Page and application data records
+--

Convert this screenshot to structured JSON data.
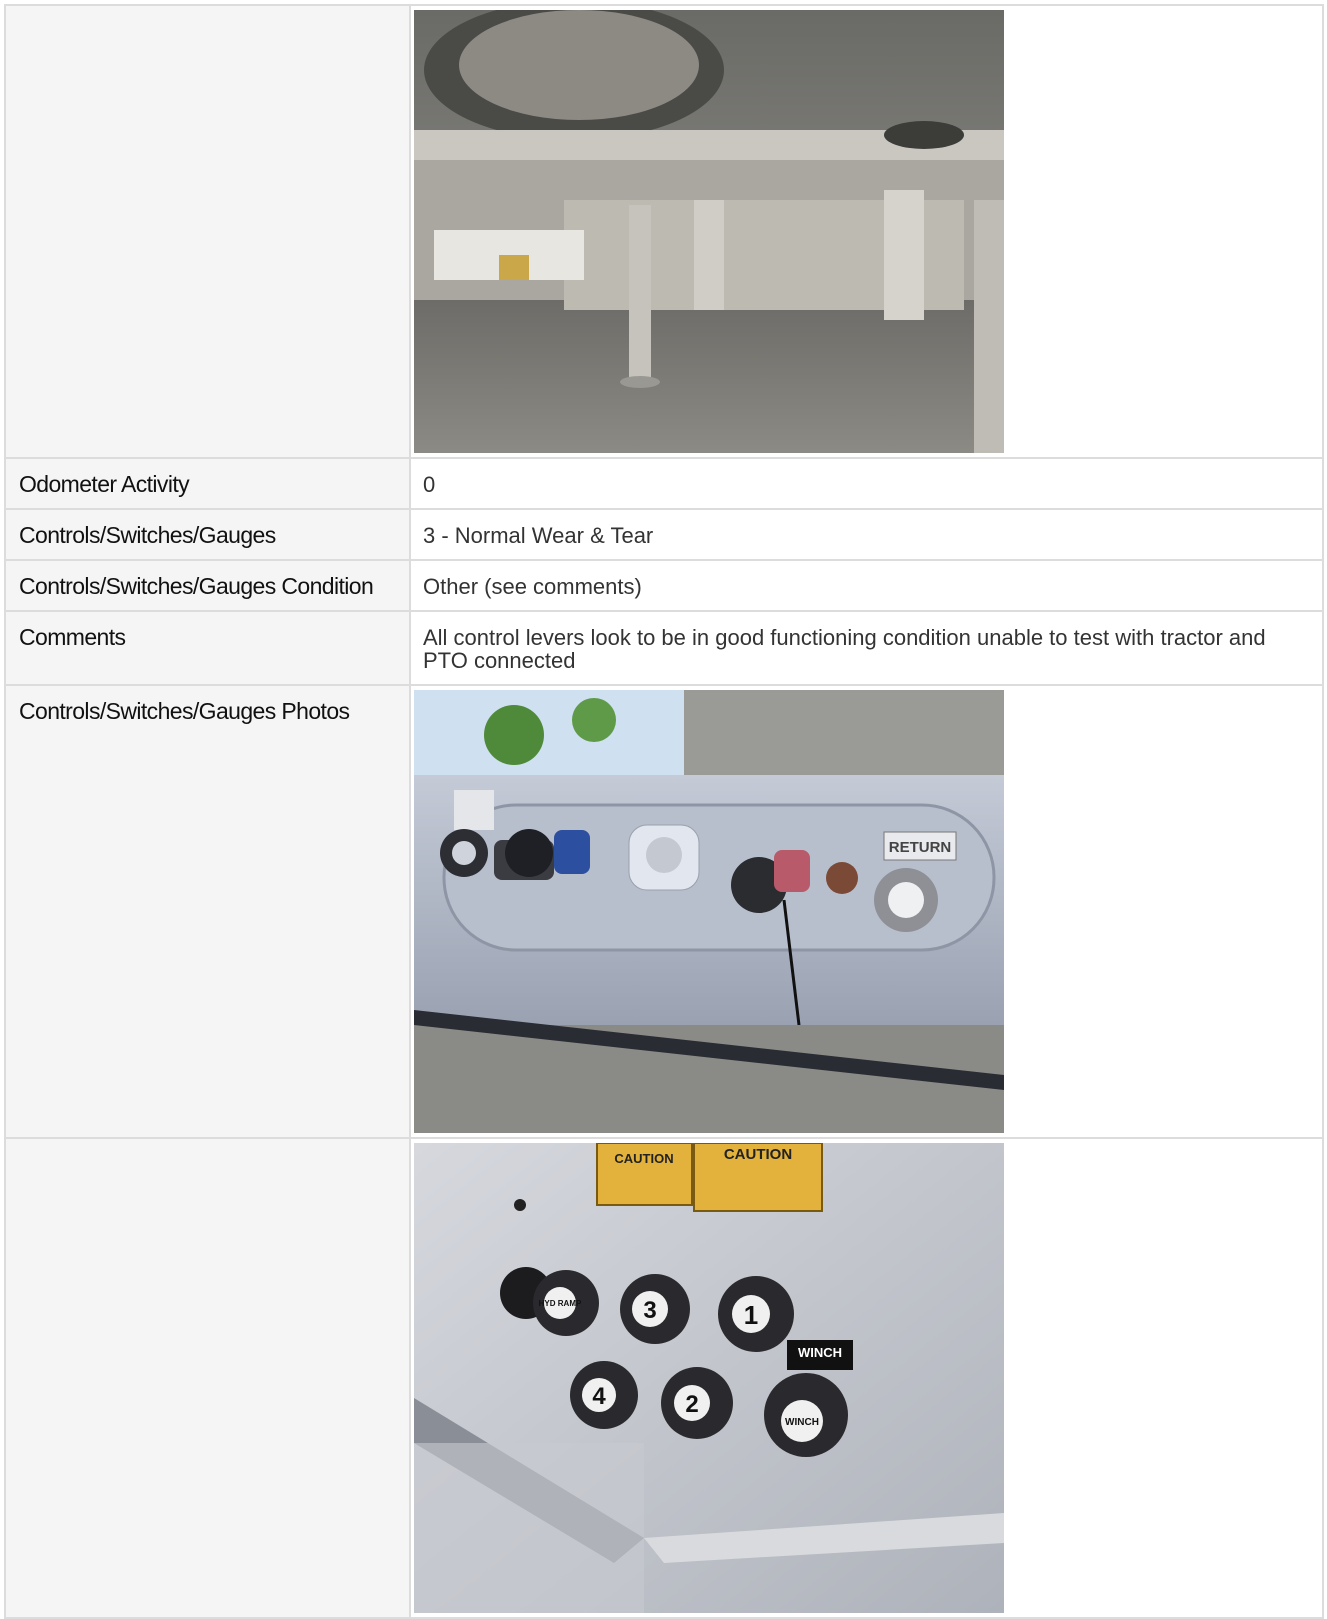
{
  "rows": [
    {
      "label": "",
      "type": "photo",
      "photo": "trailer-undercarriage-photo"
    },
    {
      "label": "Odometer Activity",
      "value": "0"
    },
    {
      "label": "Controls/Switches/Gauges",
      "value": "3 - Normal Wear & Tear"
    },
    {
      "label": "Controls/Switches/Gauges Condition",
      "value": "Other (see comments)"
    },
    {
      "label": "Comments",
      "value": "All control levers look to be in good functioning condition unable to test with tractor and PTO connected"
    },
    {
      "label": "Controls/Switches/Gauges Photos",
      "type": "photo",
      "photo": "glad-hands-connector-panel-photo"
    },
    {
      "label": "",
      "type": "photo",
      "photo": "control-knobs-panel-photo"
    }
  ],
  "photo2": {
    "return_label": "RETURN"
  },
  "photo3": {
    "caution_left": "CAUTION",
    "caution_right": "CAUTION",
    "knob_1": "1",
    "knob_2": "2",
    "knob_3": "3",
    "knob_4": "4",
    "knob_hyd": "HYD RAMP",
    "knob_winch": "WINCH",
    "winch_tag": "WINCH"
  }
}
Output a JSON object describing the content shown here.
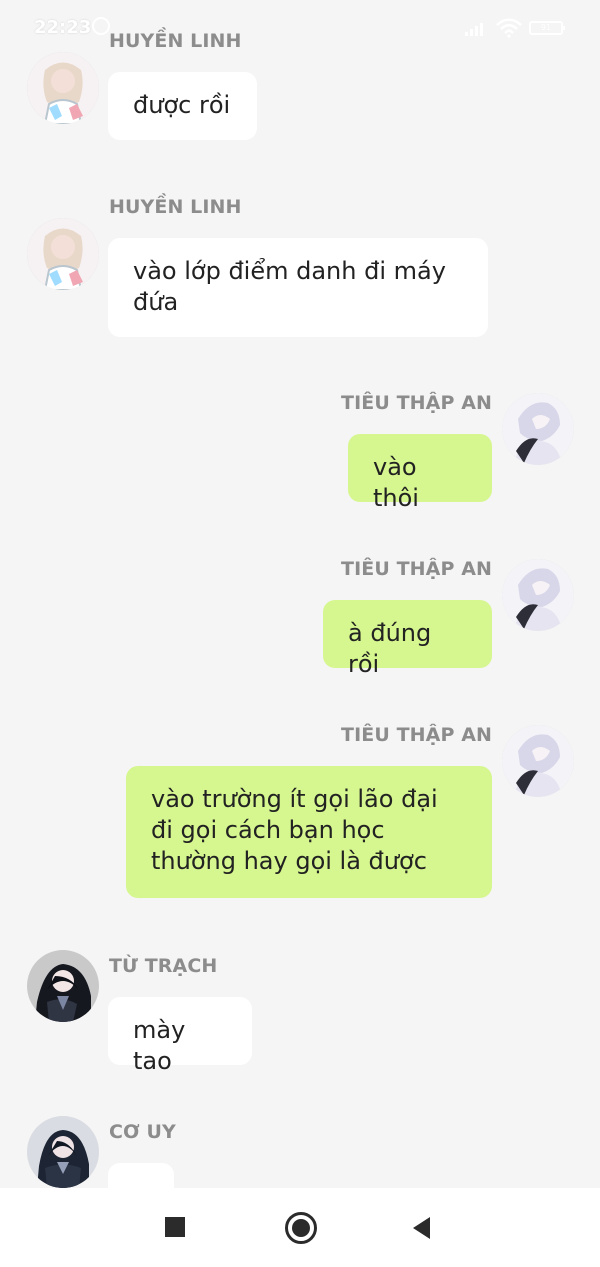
{
  "status_bar": {
    "time": "22:23",
    "battery_label": "91"
  },
  "messages": [
    {
      "side": "left",
      "sender": "HUYỀN LINH",
      "text": "được rồi",
      "avatar_icon": "girl-avatar-icon"
    },
    {
      "side": "left",
      "sender": "HUYỀN LINH",
      "text": "vào lớp điểm danh đi máy đứa",
      "avatar_icon": "girl-avatar-icon"
    },
    {
      "side": "right",
      "sender": "TIÊU THẬP AN",
      "text": "vào thôi",
      "avatar_icon": "boy-avatar-icon"
    },
    {
      "side": "right",
      "sender": "TIÊU THẬP AN",
      "text": "à đúng rồi",
      "avatar_icon": "boy-avatar-icon"
    },
    {
      "side": "right",
      "sender": "TIÊU THẬP AN",
      "text": "vào trường ít gọi lão đại đi gọi cách bạn học thường hay gọi là được",
      "avatar_icon": "boy-avatar-icon"
    },
    {
      "side": "left",
      "sender": "TỪ TRẠCH",
      "text": "mày tao",
      "avatar_icon": "dark-hair-avatar-icon"
    },
    {
      "side": "left",
      "sender": "CƠ UY",
      "text": "...",
      "avatar_icon": "dark-hair-avatar-icon"
    }
  ],
  "colors": {
    "background": "#f5f5f5",
    "left_bubble": "#ffffff",
    "right_bubble": "#d6f78f",
    "sender_text": "#8c8c8c",
    "message_text": "#222222"
  },
  "nav_bar": {
    "buttons": [
      "recent-apps-icon",
      "home-icon",
      "back-icon"
    ]
  }
}
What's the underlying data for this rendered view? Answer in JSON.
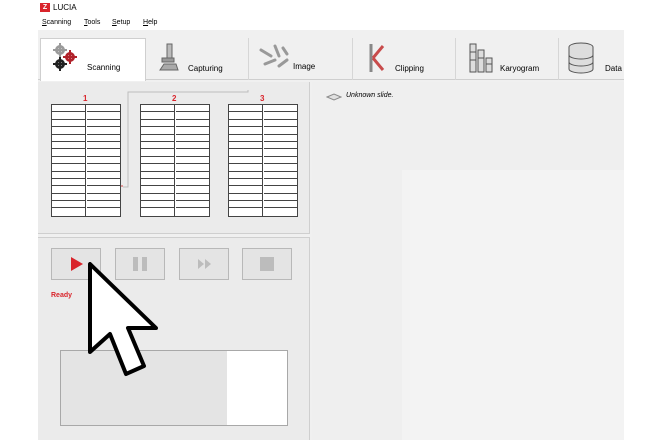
{
  "app": {
    "title": "LUCIA",
    "logo_letter": "Z"
  },
  "menu": [
    {
      "label": "Scanning",
      "accel": "S",
      "rest": "canning"
    },
    {
      "label": "Tools",
      "accel": "T",
      "rest": "ools"
    },
    {
      "label": "Setup",
      "accel": "S",
      "rest": "etup"
    },
    {
      "label": "Help",
      "accel": "H",
      "rest": "elp"
    }
  ],
  "tabs": [
    {
      "label": "Scanning",
      "icon": "gears-icon",
      "active": true
    },
    {
      "label": "Capturing",
      "icon": "microscope-icon",
      "active": false
    },
    {
      "label": "Image",
      "icon": "chromosomes-icon",
      "active": false
    },
    {
      "label": "Clipping",
      "icon": "clipping-icon",
      "active": false
    },
    {
      "label": "Karyogram",
      "icon": "karyogram-icon",
      "active": false
    },
    {
      "label": "Data",
      "icon": "database-icon",
      "active": false
    }
  ],
  "slide_holders": [
    {
      "number": "1"
    },
    {
      "number": "2"
    },
    {
      "number": "3"
    }
  ],
  "slide_status": "Unknown slide.",
  "controls": [
    {
      "name": "play-button",
      "icon": "play-icon"
    },
    {
      "name": "pause-button",
      "icon": "pause-icon"
    },
    {
      "name": "fast-forward-button",
      "icon": "fast-forward-icon"
    },
    {
      "name": "stop-button",
      "icon": "stop-icon"
    }
  ],
  "scan_status": "Ready",
  "colors": {
    "accent": "#d9242b",
    "panel": "#ebebeb",
    "window": "#f0f0f0"
  }
}
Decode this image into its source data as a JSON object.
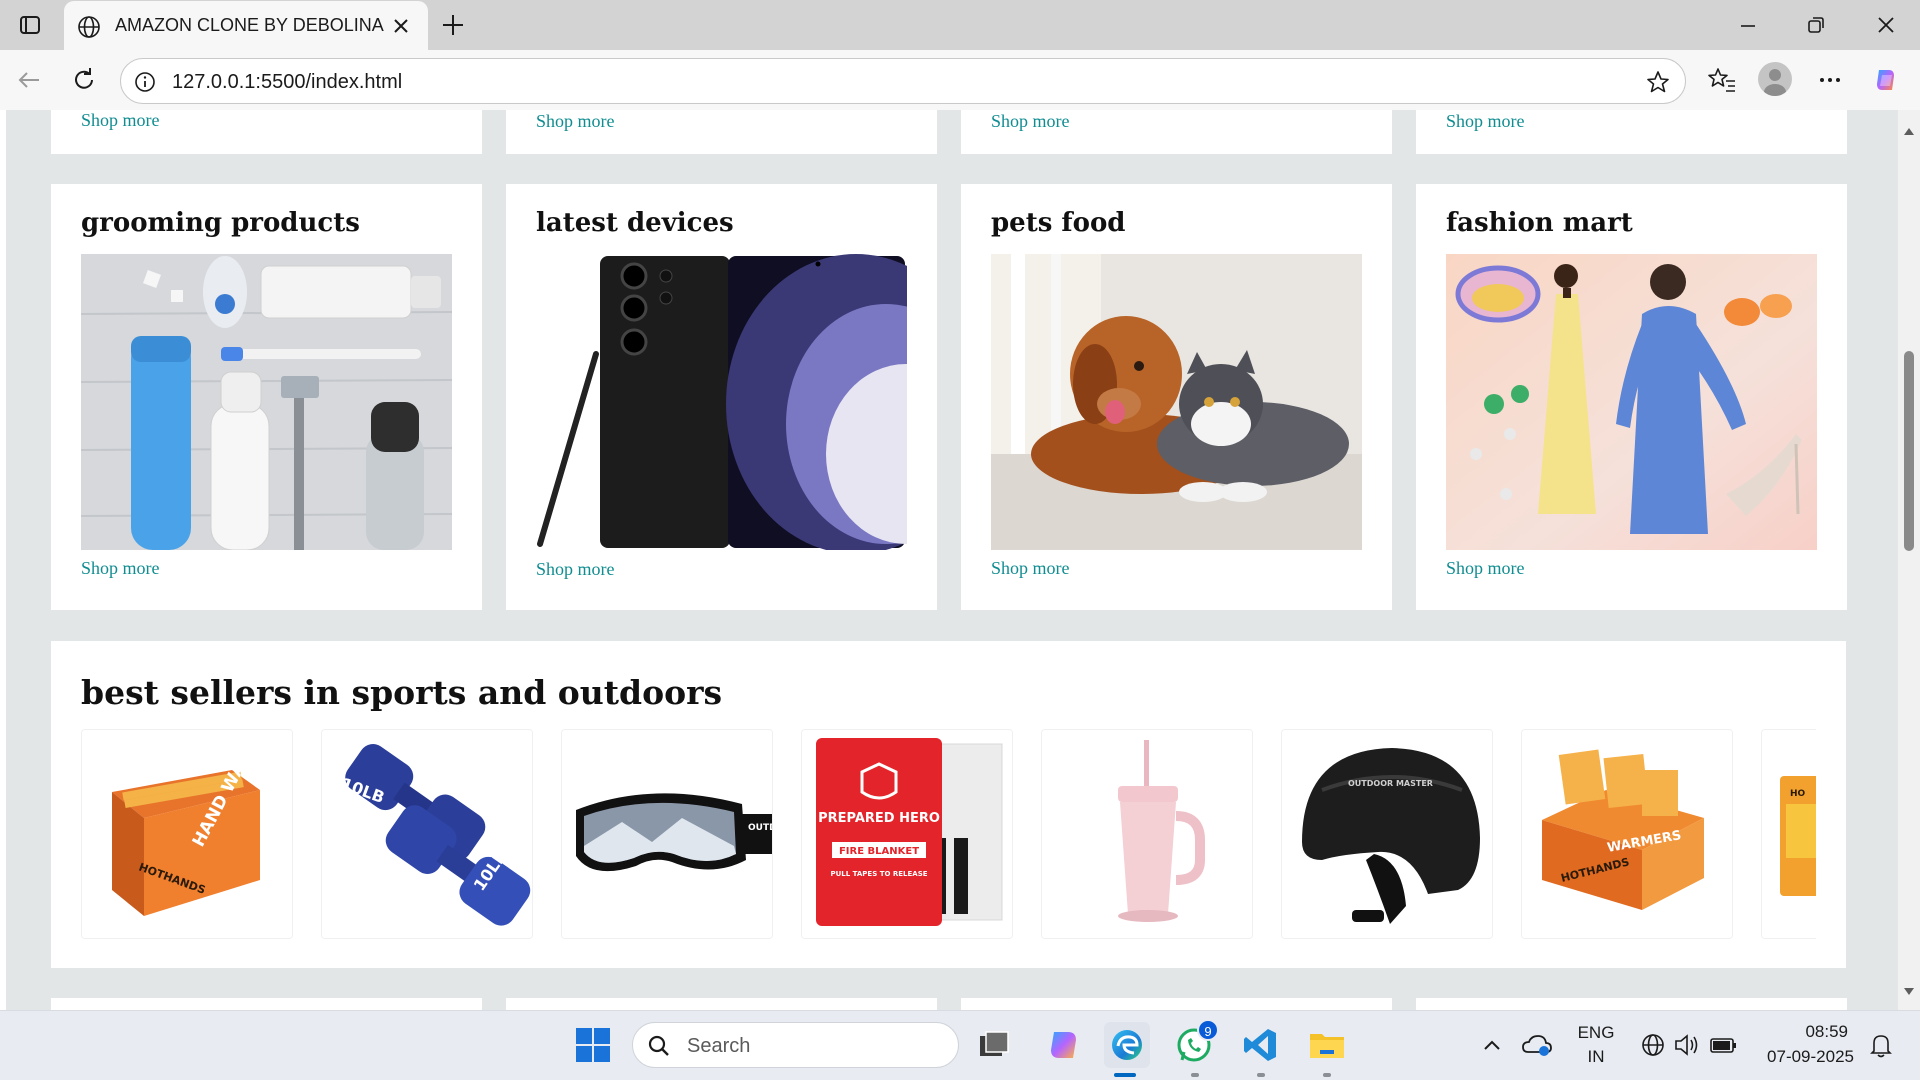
{
  "browser": {
    "tab_title": "AMAZON CLONE BY DEBOLINA",
    "address": "127.0.0.1:5500/index.html"
  },
  "top_row": {
    "shop_more_labels": [
      "Shop more",
      "Shop more",
      "Shop more",
      "Shop more"
    ]
  },
  "cards": [
    {
      "title": "grooming products",
      "link": "Shop more"
    },
    {
      "title": "latest devices",
      "link": "Shop more"
    },
    {
      "title": "pets food",
      "link": "Shop more"
    },
    {
      "title": "fashion mart",
      "link": "Shop more"
    }
  ],
  "best_sellers": {
    "title": "best sellers in sports and outdoors",
    "products": [
      {
        "name": "hand-warmers-box-image",
        "brand": "HOTHANDS",
        "label": "HAND WARMERS"
      },
      {
        "name": "dumbbells-image",
        "weight_label": "10LB"
      },
      {
        "name": "ski-goggles-image",
        "brand": "OUTDOOR MASTER"
      },
      {
        "name": "fire-blanket-image",
        "brand": "PREPARED HERO",
        "label": "FIRE BLANKET",
        "sub": "PULL TAPES TO RELEASE"
      },
      {
        "name": "tumbler-image"
      },
      {
        "name": "helmet-image",
        "brand": "OUTDOOR MASTER"
      },
      {
        "name": "hand-warmers-display-image",
        "brand": "HOTHANDS",
        "label": "WARMERS"
      },
      {
        "name": "hand-warmers-pack-image",
        "brand": "HO"
      }
    ]
  },
  "taskbar": {
    "search_placeholder": "Search",
    "whatsapp_badge": "9",
    "lang_top": "ENG",
    "lang_bottom": "IN",
    "time": "08:59",
    "date": "07-09-2025"
  },
  "colors": {
    "link": "#108d91",
    "page_bg": "#e3e6e6",
    "card_bg": "#ffffff",
    "taskbar_bg": "#e8ecf2",
    "accent": "#0067c0"
  }
}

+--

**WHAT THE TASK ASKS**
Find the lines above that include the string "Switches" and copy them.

**REPLY**
      "label": "Controls/Switches/Gauges",
      "label": "Controls/Switches/Gauges Condition",
      "label": "Controls/Switches/Gauges Photos",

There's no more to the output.